(416) 214-5111

As the workforce persistently attempts to find different ways to deal with conflict, the use of methods such as negotiation, mediation, and arbitration continue to be key methods for resolving conflict in the workplace. This blog will focus on understanding alternative dispute resolution for workplace conflict and will outline how to apply these skills at each stage in the event conflict arises.


Alternative dispute resolution refers to resolving disputes effectively outside of the courts and formal litigation. It consists of techniques and resolution procedures that parties can use to help settle disputes. Alternative dispute resolution is a cost-efficient and accelerated process in settling disputes.



Mediation is a process that occurs before an impartial third party who assists in settling disputes. The use of a mediator allows for structure and ensures fairness throughout the dispute.


Negotiation is a method of dispute resolution in which two or more parties communicate to reach an agreement on necessary action or actions. It provides parties with their own remedies and terms by narrowing issues along with determining mutual goals.


Arbitration is a process that occurs before an arbitrator that is selected by the parties involved in the dispute to hear and resolve their disputes and render a decision. Arbitration is the most formal of the three alternative dispute resolution processes and is an ideal method when parties cannot solve their disputes on their own.


Conflict can be defined as a type of opposition interpreted in various ways. A disagreement, an argument, or a fight are some examples that can be used to characterize conflict. Conflict could occur in the following relationships:

·       An employment relationship;

·       An interpersonal relationship;

·       A contractual relationship; and/or

·       A professional relationship;
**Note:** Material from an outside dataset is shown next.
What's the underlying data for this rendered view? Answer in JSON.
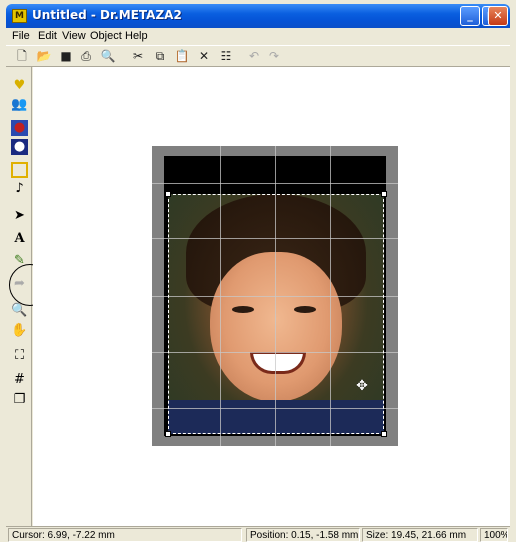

Conflict can often occur in the workforce due to individuals holding different interests and views, frequently leading to a state of discord resulting from opposing views or conflicting interests and positions.


People deal with conflict in different ways, and have their own conflict management styles. Researchers Kenneth Thomas and Ralph Kilmann developed a model referred to as The Thomas-Kilmann Conflict Mode Instrument (TKI). The Thomas-Kilmann Conflict Mode Instrument is a known tool that is used to measure different conflict management styles. The different styles are divided into five categories and can eb explained as the following:

1.   Compromising: Involves reducing expectations and getting only a portion of what was originally sought

2.   Collaborating: Characterized by working with the other party to problem-solve and develop creative resolutions

3.   Competing: Where one party strives to win at all costs

4.   Avoiding: In which a party resists dealing with the issues in the conflict

5.   Accommodating: Tends to make sacrifices for the other party to the conflict

By being aware and mindful of the conflict management styles above, we can effectively make conscious decisions about which style would be most efficient in the event conflict arises.

Additional conflict resolutions tools can be found below.


It is essential to understand that individuals can change the way they respond to conflict by suspending. Suspension refers to putting a conflict on hold to assess the situation conscientiously. Engaging in suspension allows each party to check their emotions and reflect on how to move forward. When individuals practice suspension, they are able to thoroughly reflect on their thoughts and concerns without acting on them.


Conflict is best understood if it is viewed from different angles. Perspectivism is a view that there is not one correct theory to evaluate conflict but can instead be assessed by several viewpoints. Individuals often view things differently when conflict arises, and this can affect the way they will understand and weigh the conflict.


Active listening is a significant element when in conflict. It involves having an interest in what someone says and being an attentive recipient of the information being expressed. Active listening can be expressed by vocalizing short phrases or utterances that demonstrate to a speaker that he or she is being understood. This technique is referred to as minimal encouragers. The speaker then feels supported and feels encouraged to continue speaking as a result of the encouragers.


When we recognize that each individual has a different conflict management style, it will aid in working with other employees and employers in the workforce.

In the Thomas-Kilmann Instrument, various styles are considered when dealing with your own conflicts or conflicts with others. 

The first step is the use of the method of suspension on the initial action of the conflict, then take the time to assess and understand the situation so we can effectively respond.

One of the most efficient ways to move forward and to resolve conflict is to use effective communication. Due to the fact that individuals in the workplace come from different backgrounds and have different views, we may misjudge motives and certain communication can get misconstrued. This can be reduced significantly in the workplace by meticulously being diligent in our verbal and non-verbal communication. As discussed, active listening is a vital component of communication and can assist in providing opportunities for resolution. Although it may take time to incorporate these methods in the workplace, we can attempt to build these skills through persistent effort and practice.


If you would like further assistance as to how to integrate alternative dispute resolution methods in the workplace, we encourage you to contact your Toronto employment lawyers, Sultan Lawyers at 416-214-5111 or here.